Web page and app entries
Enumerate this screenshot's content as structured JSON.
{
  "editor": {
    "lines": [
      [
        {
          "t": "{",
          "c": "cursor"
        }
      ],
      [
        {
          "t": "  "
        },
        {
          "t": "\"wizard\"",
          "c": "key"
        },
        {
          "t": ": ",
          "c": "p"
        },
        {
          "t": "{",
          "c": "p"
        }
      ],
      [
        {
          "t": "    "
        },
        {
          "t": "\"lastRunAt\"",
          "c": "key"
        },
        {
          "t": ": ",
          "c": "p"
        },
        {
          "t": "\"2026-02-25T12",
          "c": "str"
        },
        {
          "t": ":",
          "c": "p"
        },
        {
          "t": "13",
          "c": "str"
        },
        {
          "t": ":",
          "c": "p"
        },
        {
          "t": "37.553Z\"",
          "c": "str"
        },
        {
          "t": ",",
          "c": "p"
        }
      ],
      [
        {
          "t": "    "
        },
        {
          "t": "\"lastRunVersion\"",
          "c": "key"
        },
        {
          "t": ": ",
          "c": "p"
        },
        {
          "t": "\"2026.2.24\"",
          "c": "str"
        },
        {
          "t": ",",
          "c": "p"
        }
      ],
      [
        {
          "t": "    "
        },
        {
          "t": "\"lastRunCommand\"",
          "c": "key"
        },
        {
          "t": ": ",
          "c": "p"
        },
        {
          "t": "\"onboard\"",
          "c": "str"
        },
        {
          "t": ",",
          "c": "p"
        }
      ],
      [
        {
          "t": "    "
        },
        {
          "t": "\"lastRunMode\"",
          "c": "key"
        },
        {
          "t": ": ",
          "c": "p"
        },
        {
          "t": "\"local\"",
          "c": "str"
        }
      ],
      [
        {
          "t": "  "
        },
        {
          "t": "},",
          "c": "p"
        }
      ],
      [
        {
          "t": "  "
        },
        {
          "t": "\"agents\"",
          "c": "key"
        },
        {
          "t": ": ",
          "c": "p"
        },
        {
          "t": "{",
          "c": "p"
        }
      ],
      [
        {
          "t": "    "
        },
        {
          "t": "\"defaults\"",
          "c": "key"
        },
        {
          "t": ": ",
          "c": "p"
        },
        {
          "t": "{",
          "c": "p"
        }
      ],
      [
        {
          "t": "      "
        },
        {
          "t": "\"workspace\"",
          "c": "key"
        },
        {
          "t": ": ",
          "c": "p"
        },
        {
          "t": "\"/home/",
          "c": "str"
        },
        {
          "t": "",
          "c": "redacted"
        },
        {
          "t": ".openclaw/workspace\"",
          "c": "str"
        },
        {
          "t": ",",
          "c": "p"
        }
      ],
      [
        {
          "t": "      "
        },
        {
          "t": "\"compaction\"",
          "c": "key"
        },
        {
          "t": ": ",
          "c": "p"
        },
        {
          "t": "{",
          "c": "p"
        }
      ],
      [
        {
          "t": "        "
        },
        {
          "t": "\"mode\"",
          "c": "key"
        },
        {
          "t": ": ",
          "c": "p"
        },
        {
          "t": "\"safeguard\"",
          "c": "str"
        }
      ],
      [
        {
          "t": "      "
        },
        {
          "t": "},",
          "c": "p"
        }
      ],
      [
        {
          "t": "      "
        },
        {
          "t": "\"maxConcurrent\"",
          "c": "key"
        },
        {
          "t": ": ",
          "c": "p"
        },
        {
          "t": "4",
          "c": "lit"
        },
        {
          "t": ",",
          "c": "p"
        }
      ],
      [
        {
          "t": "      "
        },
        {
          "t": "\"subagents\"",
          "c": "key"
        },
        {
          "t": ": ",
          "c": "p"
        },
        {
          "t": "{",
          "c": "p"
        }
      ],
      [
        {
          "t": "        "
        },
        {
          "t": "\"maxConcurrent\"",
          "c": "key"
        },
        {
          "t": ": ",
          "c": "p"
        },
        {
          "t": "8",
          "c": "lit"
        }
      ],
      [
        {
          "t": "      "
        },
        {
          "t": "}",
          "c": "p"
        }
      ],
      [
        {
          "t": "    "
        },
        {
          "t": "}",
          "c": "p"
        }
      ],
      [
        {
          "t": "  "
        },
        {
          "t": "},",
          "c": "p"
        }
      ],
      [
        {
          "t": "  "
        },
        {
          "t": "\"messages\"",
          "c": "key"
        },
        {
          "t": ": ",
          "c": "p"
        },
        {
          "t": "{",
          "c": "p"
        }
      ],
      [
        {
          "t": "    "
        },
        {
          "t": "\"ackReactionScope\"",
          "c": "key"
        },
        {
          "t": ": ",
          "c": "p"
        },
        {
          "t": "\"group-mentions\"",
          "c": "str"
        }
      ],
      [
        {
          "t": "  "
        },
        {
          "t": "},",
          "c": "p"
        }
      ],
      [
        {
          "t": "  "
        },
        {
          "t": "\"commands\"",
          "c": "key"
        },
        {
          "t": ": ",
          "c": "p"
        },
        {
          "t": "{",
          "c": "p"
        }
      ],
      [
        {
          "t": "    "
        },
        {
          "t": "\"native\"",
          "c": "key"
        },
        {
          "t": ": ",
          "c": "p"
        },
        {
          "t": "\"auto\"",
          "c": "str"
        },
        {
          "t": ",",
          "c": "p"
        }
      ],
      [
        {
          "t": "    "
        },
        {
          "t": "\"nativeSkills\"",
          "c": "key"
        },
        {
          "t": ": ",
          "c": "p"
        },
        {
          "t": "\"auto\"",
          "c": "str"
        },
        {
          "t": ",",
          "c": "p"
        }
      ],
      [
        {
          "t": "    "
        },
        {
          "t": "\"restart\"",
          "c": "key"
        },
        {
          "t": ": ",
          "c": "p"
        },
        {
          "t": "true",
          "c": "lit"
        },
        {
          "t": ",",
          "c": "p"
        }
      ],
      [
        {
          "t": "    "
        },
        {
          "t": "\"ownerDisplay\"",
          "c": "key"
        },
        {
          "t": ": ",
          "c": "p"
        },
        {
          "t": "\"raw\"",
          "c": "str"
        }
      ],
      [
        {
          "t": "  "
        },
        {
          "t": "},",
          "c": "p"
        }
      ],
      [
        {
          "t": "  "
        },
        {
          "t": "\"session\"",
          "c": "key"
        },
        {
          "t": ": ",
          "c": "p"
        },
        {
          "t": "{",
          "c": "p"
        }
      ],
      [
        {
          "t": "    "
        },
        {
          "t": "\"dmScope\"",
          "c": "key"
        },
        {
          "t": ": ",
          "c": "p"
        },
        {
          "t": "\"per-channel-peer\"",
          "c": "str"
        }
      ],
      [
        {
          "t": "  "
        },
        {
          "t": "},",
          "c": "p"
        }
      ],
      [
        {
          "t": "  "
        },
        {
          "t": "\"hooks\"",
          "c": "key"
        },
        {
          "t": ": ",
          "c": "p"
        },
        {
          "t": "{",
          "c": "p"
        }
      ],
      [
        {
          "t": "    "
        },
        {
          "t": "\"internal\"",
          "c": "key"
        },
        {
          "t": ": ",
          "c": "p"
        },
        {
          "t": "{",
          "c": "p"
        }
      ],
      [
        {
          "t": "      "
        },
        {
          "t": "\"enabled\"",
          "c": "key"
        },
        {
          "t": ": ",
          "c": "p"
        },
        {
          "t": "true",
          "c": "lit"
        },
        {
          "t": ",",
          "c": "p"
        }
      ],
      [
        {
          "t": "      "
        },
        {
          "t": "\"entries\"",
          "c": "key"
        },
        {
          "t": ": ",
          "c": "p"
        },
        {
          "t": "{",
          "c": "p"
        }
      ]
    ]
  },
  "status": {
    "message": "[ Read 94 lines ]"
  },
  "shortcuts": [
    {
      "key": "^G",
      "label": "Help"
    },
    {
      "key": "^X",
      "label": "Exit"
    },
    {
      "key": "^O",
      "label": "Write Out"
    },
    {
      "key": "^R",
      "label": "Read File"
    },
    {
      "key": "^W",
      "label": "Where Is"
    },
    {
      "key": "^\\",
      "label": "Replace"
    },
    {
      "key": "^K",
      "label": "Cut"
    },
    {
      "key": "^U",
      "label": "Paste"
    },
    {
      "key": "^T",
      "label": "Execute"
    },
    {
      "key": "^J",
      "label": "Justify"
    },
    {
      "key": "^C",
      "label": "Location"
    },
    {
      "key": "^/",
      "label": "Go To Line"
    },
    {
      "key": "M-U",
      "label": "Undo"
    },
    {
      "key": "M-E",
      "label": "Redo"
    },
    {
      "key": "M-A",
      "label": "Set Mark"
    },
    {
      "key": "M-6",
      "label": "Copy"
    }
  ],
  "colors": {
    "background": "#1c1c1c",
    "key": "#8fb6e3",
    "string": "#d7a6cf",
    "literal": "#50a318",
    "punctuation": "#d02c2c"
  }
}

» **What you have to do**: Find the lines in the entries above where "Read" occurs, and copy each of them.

» **Answer to the problem**:
    "message": "[ Read 94 lines ]"
      "label": "Read File"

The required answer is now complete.